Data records
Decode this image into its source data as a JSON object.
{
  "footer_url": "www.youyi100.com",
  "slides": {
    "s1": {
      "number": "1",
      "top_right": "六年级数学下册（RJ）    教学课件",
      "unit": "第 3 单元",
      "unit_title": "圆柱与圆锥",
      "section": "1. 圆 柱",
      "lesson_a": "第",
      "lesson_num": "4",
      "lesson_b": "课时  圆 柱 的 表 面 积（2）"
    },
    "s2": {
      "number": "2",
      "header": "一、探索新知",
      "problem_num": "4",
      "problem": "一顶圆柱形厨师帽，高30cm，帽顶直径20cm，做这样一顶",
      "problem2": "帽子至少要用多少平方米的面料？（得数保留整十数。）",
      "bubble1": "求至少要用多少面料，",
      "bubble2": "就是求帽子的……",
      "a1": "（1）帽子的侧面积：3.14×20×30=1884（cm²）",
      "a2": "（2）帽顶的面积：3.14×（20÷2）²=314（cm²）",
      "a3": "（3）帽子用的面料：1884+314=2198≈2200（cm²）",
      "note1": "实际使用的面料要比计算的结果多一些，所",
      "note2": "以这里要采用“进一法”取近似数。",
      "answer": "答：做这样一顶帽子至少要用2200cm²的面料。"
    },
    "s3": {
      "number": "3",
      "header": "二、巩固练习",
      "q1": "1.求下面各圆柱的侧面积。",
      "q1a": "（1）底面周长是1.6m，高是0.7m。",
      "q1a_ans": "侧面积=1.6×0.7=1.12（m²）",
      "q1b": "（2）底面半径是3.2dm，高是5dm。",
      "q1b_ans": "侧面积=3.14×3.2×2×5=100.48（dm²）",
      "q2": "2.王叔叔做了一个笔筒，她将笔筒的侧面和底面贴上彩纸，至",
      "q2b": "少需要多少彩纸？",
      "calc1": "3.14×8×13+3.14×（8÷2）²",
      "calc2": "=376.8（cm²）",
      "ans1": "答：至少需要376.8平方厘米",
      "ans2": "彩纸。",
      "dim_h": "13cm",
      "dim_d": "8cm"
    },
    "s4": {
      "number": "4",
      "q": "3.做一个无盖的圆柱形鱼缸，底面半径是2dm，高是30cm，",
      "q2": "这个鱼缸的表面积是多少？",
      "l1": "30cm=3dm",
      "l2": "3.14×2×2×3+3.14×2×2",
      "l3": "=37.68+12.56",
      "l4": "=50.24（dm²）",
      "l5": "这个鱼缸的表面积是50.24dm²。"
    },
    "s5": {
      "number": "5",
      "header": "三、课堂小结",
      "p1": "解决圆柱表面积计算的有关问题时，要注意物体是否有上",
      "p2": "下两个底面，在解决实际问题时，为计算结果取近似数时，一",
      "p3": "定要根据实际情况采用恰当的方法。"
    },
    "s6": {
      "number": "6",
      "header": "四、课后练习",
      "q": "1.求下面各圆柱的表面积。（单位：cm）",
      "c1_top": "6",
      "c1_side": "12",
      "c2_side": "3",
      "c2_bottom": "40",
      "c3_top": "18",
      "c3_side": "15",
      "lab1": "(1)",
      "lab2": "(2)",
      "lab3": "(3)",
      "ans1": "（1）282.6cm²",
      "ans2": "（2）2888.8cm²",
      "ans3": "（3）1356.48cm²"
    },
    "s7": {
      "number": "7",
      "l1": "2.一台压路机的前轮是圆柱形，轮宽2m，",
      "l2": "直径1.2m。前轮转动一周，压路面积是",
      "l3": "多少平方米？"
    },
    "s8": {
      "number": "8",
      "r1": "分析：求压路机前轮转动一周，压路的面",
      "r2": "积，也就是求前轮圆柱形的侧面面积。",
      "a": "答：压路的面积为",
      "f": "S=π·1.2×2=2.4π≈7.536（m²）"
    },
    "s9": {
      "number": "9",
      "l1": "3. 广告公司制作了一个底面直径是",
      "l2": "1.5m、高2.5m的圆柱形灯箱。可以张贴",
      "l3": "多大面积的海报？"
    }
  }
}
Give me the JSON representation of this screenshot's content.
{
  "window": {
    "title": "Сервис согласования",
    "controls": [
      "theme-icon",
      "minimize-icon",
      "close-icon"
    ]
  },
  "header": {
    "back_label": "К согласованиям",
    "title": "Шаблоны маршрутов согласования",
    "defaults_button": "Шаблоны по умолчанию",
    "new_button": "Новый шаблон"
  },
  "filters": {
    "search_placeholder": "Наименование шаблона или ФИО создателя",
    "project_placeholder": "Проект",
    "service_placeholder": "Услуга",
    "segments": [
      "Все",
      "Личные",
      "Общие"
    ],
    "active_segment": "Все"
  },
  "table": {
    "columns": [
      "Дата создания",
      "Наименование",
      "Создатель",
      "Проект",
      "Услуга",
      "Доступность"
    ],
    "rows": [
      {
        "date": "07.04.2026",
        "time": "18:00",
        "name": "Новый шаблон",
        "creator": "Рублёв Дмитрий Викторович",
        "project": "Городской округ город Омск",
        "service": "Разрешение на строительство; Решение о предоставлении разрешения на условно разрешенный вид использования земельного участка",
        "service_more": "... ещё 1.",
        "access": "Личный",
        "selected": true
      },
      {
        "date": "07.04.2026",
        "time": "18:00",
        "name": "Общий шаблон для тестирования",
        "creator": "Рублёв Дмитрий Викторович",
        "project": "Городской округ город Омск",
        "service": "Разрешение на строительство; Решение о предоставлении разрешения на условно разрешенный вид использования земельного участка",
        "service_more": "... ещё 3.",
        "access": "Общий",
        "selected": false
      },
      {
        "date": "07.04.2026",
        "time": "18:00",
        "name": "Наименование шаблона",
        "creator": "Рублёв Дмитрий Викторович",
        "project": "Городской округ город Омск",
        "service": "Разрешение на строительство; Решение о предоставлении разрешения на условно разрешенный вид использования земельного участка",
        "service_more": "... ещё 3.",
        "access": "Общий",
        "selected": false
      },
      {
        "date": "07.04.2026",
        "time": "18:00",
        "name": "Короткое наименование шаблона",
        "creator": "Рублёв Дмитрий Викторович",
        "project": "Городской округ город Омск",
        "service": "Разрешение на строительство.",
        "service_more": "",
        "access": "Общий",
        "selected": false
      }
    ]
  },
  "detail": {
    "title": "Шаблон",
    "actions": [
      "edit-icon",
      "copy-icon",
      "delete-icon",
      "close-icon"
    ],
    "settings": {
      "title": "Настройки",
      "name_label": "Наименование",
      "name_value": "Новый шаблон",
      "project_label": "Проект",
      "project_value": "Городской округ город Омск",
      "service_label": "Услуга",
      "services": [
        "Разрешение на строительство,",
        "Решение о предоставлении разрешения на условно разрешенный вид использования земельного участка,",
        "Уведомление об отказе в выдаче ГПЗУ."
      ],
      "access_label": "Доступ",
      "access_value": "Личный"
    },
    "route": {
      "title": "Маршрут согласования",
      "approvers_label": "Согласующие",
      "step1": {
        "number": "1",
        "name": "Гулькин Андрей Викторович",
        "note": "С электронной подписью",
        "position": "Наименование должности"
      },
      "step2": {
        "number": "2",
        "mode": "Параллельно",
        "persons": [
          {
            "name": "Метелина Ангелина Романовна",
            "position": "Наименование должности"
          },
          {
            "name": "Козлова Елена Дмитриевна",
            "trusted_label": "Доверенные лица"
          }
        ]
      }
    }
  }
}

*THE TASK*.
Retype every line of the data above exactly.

*OUTPUT OF THE TASK*.
Decode this image into its source data as a JSON object.
{
  "footer_url": "www.youyi100.com",
  "slides": {
    "s1": {
      "number": "1",
      "top_right": "六年级数学下册（RJ）    教学课件",
      "unit": "第 3 单元",
      "unit_title": "圆柱与圆锥",
      "section": "1. 圆 柱",
      "lesson_a": "第",
      "lesson_num": "4",
      "lesson_b": "课时  圆 柱 的 表 面 积（2）"
    },
    "s2": {
      "number": "2",
      "header": "一、探索新知",
      "problem_num": "4",
      "problem": "一顶圆柱形厨师帽，高30cm，帽顶直径20cm，做这样一顶",
      "problem2": "帽子至少要用多少平方米的面料？（得数保留整十数。）",
      "bubble1": "求至少要用多少面料，",
      "bubble2": "就是求帽子的……",
      "a1": "（1）帽子的侧面积：3.14×20×30=1884（cm²）",
      "a2": "（2）帽顶的面积：3.14×（20÷2）²=314（cm²）",
      "a3": "（3）帽子用的面料：1884+314=2198≈2200（cm²）",
      "note1": "实际使用的面料要比计算的结果多一些，所",
      "note2": "以这里要采用“进一法”取近似数。",
      "answer": "答：做这样一顶帽子至少要用2200cm²的面料。"
    },
    "s3": {
      "number": "3",
      "header": "二、巩固练习",
      "q1": "1.求下面各圆柱的侧面积。",
      "q1a": "（1）底面周长是1.6m，高是0.7m。",
      "q1a_ans": "侧面积=1.6×0.7=1.12（m²）",
      "q1b": "（2）底面半径是3.2dm，高是5dm。",
      "q1b_ans": "侧面积=3.14×3.2×2×5=100.48（dm²）",
      "q2": "2.王叔叔做了一个笔筒，她将笔筒的侧面和底面贴上彩纸，至",
      "q2b": "少需要多少彩纸？",
      "calc1": "3.14×8×13+3.14×（8÷2）²",
      "calc2": "=376.8（cm²）",
      "ans1": "答：至少需要376.8平方厘米",
      "ans2": "彩纸。",
      "dim_h": "13cm",
      "dim_d": "8cm"
    },
    "s4": {
      "number": "4",
      "q": "3.做一个无盖的圆柱形鱼缸，底面半径是2dm，高是30cm，",
      "q2": "这个鱼缸的表面积是多少？",
      "l1": "30cm=3dm",
      "l2": "3.14×2×2×3+3.14×2×2",
      "l3": "=37.68+12.56",
      "l4": "=50.24（dm²）",
      "l5": "这个鱼缸的表面积是50.24dm²。"
    },
    "s5": {
      "number": "5",
      "header": "三、课堂小结",
      "p1": "解决圆柱表面积计算的有关问题时，要注意物体是否有上",
      "p2": "下两个底面，在解决实际问题时，为计算结果取近似数时，一",
      "p3": "定要根据实际情况采用恰当的方法。"
    },
    "s6": {
      "number": "6",
      "header": "四、课后练习",
      "q": "1.求下面各圆柱的表面积。（单位：cm）",
      "c1_top": "6",
      "c1_side": "12",
      "c2_side": "3",
      "c2_bottom": "40",
      "c3_top": "18",
      "c3_side": "15",
      "lab1": "(1)",
      "lab2": "(2)",
      "lab3": "(3)",
      "ans1": "（1）282.6cm²",
      "ans2": "（2）2888.8cm²",
      "ans3": "（3）1356.48cm²"
    },
    "s7": {
      "number": "7",
      "l1": "2.一台压路机的前轮是圆柱形，轮宽2m，",
      "l2": "直径1.2m。前轮转动一周，压路面积是",
      "l3": "多少平方米？"
    },
    "s8": {
      "number": "8",
      "r1": "分析：求压路机前轮转动一周，压路的面",
      "r2": "积，也就是求前轮圆柱形的侧面面积。",
      "a": "答：压路的面积为",
      "f": "S=π·1.2×2=2.4π≈7.536（m²）"
    },
    "s9": {
      "number": "9",
      "l1": "3. 广告公司制作了一个底面直径是",
      "l2": "1.5m、高2.5m的圆柱形灯箱。可以张贴",
      "l3": "多大面积的海报？"
    }
  }
}
Give me the JSON representation of this screenshot's content.
{
  "window": {
    "title": "Сервис согласования",
    "controls": [
      "theme-icon",
      "minimize-icon",
      "close-icon"
    ]
  },
  "header": {
    "back_label": "К согласованиям",
    "title": "Шаблоны маршрутов согласования",
    "defaults_button": "Шаблоны по умолчанию",
    "new_button": "Новый шаблон"
  },
  "filters": {
    "search_placeholder": "Наименование шаблона или ФИО создателя",
    "project_placeholder": "Проект",
    "service_placeholder": "Услуга",
    "segments": [
      "Все",
      "Личные",
      "Общие"
    ],
    "active_segment": "Все"
  },
  "table": {
    "columns": [
      "Дата создания",
      "Наименование",
      "Создатель",
      "Проект",
      "Услуга",
      "Доступность"
    ],
    "rows": [
      {
        "date": "07.04.2026",
        "time": "18:00",
        "name": "Новый шаблон",
        "creator": "Рублёв Дмитрий Викторович",
        "project": "Городской округ город Омск",
        "service": "Разрешение на строительство; Решение о предоставлении разрешения на условно разрешенный вид использования земельного участка",
        "service_more": "... ещё 1.",
        "access": "Личный",
        "selected": true
      },
      {
        "date": "07.04.2026",
        "time": "18:00",
        "name": "Общий шаблон для тестирования",
        "creator": "Рублёв Дмитрий Викторович",
        "project": "Городской округ город Омск",
        "service": "Разрешение на строительство; Решение о предоставлении разрешения на условно разрешенный вид использования земельного участка",
        "service_more": "... ещё 3.",
        "access": "Общий",
        "selected": false
      },
      {
        "date": "07.04.2026",
        "time": "18:00",
        "name": "Наименование шаблона",
        "creator": "Рублёв Дмитрий Викторович",
        "project": "Городской округ город Омск",
        "service": "Разрешение на строительство; Решение о предоставлении разрешения на условно разрешенный вид использования земельного участка",
        "service_more": "... ещё 3.",
        "access": "Общий",
        "selected": false
      },
      {
        "date": "07.04.2026",
        "time": "18:00",
        "name": "Короткое наименование шаблона",
        "creator": "Рублёв Дмитрий Викторович",
        "project": "Городской округ город Омск",
        "service": "Разрешение на строительство.",
        "service_more": "",
        "access": "Общий",
        "selected": false
      }
    ]
  },
  "detail": {
    "title": "Шаблон",
    "actions": [
      "edit-icon",
      "copy-icon",
      "delete-icon",
      "close-icon"
    ],
    "settings": {
      "title": "Настройки",
      "name_label": "Наименование",
      "name_value": "Новый шаблон",
      "project_label": "Проект",
      "project_value": "Городской округ город Омск",
      "service_label": "Услуга",
      "services": [
        "Разрешение на строительство,",
        "Решение о предоставлении разрешения на условно разрешенный вид использования земельного участка,",
        "Уведомление об отказе в выдаче ГПЗУ."
      ],
      "access_label": "Доступ",
      "access_value": "Личный"
    },
    "route": {
      "title": "Маршрут согласования",
      "approvers_label": "Согласующие",
      "step1": {
        "number": "1",
        "name": "Гулькин Андрей Викторович",
        "note": "С электронной подписью",
        "position": "Наименование должности"
      },
      "step2": {
        "number": "2",
        "mode": "Параллельно",
        "persons": [
          {
            "name": "Метелина Ангелина Романовна",
            "position": "Наименование должности"
          },
          {
            "name": "Козлова Елена Дмитриевна",
            "trusted_label": "Доверенные лица"
          }
        ]
      }
    }
  }
}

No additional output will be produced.